In an effort to reduce court case backlogs, the Thai judicial system encourages parties to use alternative dispute resolution processes such as mediation and conciliation. These include court-supervised pre-litigation mediation, which can be conducted while a case is still pending in court.
Mediation involves the disputing parties sitting down with a neutral third party who can understand each side’s viewpoint and help them identify common interests. This can allow them to reach a compromise agreement that is mutually satisfactory rather than one imposed by the courts. Both conciliation and mediation are voluntary. If negotiations or mediation fail, the dispute will be referred to arbitration by a committee established by the Department of Labour Protection and Welfare officials.
When a dispute cannot be resolved through conciliation or mediation, parties may submit the issue to arbitration. Under the Arbitration Act of 2002, the courts will conduct a trial of evidence and question both sides, as well as make a ruling on the case. Arbitral awards are binding unless challenged and can only be set aside on very limited grounds.
Employers with migrant workers must be aware of the legal mechanisms for handling labor disputes that may arise in their operations. Understanding these will allow human resource and compliance staff to meet high moral standards and provide fair treatment to employees, thus reducing the potential for costly disputes.
The laws of Thailand provide safeguards for companies to minimize the risks associated with changing conditions of employment. Understanding these laws will support corporate compliance and human resources staff in navigating the complexities of the Thai labour law landscape. This will ensure a productive, stable and enjoyable work environment for all employees.

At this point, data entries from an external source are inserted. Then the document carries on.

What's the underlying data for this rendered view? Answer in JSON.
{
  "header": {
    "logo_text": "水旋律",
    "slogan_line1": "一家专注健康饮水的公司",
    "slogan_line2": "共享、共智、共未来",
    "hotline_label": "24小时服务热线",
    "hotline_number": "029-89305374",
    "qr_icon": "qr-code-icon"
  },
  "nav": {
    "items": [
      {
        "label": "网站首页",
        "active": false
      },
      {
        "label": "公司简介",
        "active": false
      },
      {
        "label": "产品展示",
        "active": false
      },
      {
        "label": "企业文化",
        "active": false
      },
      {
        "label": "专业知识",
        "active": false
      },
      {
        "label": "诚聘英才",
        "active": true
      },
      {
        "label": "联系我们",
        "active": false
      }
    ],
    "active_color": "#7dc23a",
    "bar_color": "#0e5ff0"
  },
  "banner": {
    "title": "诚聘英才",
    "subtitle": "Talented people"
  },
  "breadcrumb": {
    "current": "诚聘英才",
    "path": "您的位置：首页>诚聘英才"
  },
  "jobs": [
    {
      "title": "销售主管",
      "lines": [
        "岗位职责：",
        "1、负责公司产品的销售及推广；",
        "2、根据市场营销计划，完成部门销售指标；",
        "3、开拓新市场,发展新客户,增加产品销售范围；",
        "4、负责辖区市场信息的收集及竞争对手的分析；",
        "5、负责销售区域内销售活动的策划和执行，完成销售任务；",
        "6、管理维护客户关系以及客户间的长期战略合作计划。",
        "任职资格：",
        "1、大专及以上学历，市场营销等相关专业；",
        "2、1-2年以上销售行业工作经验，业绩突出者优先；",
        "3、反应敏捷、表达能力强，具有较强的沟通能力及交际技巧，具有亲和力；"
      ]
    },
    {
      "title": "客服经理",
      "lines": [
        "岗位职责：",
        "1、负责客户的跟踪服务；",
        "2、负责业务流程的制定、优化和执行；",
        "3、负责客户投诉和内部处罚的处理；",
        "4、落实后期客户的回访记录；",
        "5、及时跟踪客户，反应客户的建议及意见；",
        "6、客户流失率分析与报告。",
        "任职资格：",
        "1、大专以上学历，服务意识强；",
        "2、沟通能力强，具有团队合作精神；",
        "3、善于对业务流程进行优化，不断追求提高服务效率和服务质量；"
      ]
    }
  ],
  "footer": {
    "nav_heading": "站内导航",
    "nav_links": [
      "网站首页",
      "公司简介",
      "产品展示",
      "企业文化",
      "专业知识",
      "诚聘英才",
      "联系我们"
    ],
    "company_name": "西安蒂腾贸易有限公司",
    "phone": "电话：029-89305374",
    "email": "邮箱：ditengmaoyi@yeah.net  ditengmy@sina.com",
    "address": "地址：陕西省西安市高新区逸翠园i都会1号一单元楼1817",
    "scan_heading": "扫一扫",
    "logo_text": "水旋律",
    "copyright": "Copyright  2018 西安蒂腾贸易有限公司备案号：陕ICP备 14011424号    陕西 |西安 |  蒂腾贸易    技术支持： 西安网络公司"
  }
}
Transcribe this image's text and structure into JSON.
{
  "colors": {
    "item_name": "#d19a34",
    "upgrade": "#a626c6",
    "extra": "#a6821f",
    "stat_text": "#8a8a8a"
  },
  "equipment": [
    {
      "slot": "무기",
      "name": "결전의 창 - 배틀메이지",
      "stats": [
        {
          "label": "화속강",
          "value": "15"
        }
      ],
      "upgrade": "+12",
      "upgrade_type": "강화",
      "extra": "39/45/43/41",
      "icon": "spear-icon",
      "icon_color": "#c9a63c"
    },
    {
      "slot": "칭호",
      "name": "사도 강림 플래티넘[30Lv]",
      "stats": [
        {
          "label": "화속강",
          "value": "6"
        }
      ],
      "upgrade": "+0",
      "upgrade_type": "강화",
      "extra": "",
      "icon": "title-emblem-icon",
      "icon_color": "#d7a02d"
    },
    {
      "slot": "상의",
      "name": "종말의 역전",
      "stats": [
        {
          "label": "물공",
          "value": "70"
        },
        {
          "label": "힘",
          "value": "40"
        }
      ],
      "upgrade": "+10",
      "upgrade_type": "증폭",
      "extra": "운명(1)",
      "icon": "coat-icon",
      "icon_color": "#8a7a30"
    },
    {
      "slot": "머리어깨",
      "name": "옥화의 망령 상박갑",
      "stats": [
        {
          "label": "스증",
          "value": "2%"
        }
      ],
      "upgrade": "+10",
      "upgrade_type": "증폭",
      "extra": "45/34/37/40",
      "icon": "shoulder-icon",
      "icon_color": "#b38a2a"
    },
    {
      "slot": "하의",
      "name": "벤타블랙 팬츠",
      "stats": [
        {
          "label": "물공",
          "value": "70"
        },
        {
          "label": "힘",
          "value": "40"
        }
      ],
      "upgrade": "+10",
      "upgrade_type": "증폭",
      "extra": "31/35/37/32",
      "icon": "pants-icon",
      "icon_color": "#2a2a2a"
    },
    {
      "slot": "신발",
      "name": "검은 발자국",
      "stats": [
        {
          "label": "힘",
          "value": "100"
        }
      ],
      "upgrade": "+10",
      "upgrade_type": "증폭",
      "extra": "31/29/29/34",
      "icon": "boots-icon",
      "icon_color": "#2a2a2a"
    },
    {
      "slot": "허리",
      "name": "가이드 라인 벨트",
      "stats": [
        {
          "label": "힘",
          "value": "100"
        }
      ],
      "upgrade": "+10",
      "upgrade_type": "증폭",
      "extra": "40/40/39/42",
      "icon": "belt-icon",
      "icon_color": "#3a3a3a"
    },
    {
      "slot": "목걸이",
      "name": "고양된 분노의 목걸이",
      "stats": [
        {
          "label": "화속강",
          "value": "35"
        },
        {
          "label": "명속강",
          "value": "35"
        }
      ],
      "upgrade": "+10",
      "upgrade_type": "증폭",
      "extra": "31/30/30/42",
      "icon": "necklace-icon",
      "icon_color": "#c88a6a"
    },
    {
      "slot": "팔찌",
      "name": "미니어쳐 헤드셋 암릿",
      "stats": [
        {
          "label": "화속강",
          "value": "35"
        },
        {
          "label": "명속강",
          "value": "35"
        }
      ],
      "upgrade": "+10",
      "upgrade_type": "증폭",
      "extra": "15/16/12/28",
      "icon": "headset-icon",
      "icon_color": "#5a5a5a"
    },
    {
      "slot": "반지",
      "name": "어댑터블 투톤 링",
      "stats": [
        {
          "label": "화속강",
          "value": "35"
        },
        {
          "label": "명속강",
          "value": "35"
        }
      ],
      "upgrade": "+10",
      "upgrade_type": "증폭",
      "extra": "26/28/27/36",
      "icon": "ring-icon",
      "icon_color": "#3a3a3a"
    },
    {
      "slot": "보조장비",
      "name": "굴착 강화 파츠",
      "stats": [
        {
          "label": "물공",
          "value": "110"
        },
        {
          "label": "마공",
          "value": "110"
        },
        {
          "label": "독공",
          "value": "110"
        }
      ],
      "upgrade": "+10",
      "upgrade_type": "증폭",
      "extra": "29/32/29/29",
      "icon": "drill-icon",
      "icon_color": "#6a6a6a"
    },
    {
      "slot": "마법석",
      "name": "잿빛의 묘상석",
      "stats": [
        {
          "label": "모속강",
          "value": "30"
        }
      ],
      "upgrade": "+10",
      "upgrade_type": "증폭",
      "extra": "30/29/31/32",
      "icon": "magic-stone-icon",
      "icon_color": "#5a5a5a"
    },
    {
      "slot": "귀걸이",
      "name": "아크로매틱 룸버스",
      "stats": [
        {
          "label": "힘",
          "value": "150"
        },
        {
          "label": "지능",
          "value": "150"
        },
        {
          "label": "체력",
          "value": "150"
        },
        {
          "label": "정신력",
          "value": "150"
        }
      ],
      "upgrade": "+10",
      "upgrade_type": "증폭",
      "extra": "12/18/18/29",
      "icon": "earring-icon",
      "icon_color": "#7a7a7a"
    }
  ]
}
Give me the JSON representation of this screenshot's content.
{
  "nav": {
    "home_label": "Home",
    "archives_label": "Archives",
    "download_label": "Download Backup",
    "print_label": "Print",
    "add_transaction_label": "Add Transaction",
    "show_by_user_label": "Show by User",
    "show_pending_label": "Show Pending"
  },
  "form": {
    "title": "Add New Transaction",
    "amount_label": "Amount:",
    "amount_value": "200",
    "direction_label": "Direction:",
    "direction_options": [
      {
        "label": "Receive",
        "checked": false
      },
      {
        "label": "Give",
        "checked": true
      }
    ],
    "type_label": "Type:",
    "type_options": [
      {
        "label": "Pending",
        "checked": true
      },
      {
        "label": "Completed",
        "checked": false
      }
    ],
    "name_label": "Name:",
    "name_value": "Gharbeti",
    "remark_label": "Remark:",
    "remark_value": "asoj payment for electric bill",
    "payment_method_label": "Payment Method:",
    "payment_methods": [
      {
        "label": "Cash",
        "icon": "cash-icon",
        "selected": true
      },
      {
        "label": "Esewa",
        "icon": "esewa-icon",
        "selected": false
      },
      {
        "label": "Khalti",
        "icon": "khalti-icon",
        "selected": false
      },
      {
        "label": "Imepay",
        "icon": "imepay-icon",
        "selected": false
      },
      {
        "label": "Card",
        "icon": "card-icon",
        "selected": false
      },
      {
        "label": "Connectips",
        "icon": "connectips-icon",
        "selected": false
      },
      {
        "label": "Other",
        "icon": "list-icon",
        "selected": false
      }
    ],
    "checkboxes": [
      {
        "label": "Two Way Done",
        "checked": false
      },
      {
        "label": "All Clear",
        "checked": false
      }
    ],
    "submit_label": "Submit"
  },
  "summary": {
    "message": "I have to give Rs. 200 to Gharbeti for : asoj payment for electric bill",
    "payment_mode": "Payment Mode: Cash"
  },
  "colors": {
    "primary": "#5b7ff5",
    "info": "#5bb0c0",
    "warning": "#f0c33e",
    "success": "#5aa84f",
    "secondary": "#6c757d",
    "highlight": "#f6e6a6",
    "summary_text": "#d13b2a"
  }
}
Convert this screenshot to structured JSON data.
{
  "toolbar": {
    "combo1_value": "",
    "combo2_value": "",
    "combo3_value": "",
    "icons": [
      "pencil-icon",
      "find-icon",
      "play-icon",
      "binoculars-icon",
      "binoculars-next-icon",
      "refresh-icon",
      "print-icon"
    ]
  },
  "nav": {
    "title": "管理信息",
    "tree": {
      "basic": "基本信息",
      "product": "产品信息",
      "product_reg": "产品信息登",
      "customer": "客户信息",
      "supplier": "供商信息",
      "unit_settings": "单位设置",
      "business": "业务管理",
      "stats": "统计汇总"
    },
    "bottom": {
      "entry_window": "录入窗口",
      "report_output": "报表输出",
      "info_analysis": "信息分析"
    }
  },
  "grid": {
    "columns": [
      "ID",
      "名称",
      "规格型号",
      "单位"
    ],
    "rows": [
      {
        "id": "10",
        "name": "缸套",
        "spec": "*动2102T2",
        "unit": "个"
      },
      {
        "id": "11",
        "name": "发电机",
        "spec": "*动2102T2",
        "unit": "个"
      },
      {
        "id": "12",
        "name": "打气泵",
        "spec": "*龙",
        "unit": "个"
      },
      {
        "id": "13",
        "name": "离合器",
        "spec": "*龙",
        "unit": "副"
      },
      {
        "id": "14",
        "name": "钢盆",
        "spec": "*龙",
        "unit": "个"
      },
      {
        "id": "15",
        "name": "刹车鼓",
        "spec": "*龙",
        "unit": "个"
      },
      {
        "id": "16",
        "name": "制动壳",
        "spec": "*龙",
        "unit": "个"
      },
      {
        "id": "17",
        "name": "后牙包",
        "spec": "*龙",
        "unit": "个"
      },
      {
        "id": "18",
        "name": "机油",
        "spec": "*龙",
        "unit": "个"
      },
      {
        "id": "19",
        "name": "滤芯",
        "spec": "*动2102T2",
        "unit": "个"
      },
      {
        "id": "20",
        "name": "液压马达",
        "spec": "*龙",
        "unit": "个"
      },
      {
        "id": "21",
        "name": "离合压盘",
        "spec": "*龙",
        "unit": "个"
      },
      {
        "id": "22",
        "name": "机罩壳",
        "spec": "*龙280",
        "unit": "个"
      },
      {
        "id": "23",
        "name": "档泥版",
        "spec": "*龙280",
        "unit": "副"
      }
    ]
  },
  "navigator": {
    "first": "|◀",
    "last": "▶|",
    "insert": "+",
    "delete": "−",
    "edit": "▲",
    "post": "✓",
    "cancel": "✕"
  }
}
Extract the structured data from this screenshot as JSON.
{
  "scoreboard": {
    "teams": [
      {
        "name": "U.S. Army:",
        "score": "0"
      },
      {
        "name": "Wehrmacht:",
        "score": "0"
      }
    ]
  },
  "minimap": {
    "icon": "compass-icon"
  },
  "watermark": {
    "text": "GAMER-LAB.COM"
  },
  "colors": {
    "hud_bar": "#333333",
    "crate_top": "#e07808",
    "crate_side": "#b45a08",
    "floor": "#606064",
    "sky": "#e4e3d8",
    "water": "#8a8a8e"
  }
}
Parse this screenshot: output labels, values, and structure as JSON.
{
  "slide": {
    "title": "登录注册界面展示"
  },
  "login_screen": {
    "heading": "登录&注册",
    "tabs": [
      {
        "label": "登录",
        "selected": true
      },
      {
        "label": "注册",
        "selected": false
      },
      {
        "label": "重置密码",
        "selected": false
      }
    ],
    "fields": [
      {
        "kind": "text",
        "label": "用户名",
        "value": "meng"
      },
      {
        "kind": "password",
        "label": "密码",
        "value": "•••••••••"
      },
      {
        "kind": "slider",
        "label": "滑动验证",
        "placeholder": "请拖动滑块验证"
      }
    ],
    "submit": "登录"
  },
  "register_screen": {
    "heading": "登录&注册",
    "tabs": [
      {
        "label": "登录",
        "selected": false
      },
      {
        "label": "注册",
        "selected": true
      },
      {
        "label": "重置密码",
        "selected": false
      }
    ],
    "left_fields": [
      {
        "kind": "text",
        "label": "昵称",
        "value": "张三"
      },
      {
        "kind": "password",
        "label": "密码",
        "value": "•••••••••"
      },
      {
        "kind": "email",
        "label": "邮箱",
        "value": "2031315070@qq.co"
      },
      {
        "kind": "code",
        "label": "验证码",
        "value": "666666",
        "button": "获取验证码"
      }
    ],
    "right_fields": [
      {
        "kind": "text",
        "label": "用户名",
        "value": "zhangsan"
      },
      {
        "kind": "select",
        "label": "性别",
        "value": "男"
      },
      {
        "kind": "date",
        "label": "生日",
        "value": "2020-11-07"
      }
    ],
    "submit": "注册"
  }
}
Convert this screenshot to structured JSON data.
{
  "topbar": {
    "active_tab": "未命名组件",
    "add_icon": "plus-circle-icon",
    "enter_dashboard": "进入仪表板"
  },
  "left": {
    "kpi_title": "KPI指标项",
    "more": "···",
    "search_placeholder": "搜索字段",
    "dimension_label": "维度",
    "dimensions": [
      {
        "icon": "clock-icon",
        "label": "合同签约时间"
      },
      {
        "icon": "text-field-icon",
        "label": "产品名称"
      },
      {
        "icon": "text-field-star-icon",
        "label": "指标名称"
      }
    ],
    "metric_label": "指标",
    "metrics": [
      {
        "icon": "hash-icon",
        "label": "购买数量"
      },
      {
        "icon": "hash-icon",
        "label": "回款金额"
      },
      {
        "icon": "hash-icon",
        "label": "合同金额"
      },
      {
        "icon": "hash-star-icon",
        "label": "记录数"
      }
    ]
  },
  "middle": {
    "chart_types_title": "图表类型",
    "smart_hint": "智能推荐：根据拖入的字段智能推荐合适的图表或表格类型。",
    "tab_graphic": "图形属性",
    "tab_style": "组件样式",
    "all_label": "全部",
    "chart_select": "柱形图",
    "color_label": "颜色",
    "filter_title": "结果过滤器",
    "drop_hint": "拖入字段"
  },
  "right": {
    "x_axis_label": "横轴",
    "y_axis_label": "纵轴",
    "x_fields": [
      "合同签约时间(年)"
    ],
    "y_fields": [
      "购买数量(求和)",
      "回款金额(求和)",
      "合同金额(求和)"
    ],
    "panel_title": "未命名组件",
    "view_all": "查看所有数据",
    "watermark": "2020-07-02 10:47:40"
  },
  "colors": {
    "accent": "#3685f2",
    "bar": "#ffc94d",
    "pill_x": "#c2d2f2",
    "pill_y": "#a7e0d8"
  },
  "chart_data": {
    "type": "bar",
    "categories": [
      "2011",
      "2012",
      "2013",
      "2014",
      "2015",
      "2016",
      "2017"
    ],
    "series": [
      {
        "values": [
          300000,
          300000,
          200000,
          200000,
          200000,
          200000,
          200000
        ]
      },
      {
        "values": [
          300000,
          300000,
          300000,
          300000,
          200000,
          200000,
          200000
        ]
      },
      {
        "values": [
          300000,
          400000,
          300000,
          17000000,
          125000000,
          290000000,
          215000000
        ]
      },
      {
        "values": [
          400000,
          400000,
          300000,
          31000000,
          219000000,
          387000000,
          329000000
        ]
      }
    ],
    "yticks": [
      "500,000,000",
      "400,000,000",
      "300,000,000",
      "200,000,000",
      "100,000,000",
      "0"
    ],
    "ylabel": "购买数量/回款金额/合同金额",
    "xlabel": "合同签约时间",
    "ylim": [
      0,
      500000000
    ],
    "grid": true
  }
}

If the conciliation process fails or the parties are unable to reach an agreement on a compromise, a labor case can proceed with court trial. The law requires that the judge in a trial hears evidence from both sides and make a fair decision. The court will weigh many factors including the working condition, cost of living and level of wages, employee’s hardship, rights and benefits of the employees, status of the employer’s business and economic and social conditions.
In order to form a quorum for adjudication, at least two career judges and one associate judge must be present. After all the evidence is presented, the labor court will declare its judgment within three days from that date.
The court may also decide to transfer the case to other labor courts when it deems appropriate for the sake of justice and fairness. In addition, the court will issue a summons to the defendant on whom it has been served without delay and set forth the time and place of hearing.
In certain cases, labor disputes can be elevated into criminal matters. This occurs where the dispute is accompanied by fraud or where an employee accuses the employer of committing a serious offence in relation to his/her employment relationship.
The central court in Thailand is the Central Intellectual Property and International Trade Court, which hears civil and criminal cases involving intellectual property and international trade for all of Thailand. This court is comprised of career judges and associate judges, separately recruited laymen, who are knowledgeable in intellectual property and international trade.
Moreover, there are also alternative dispute resolution mechanisms available under Thai law to help companies address grievances raised by their employees. These channels are effective for improving remediation outcomes and reducing costs associated with litigation. In addition, these processes are often faster and more predictable than a court trial. This is especially the case in a country like Thailand, which is a civil law jurisdiction.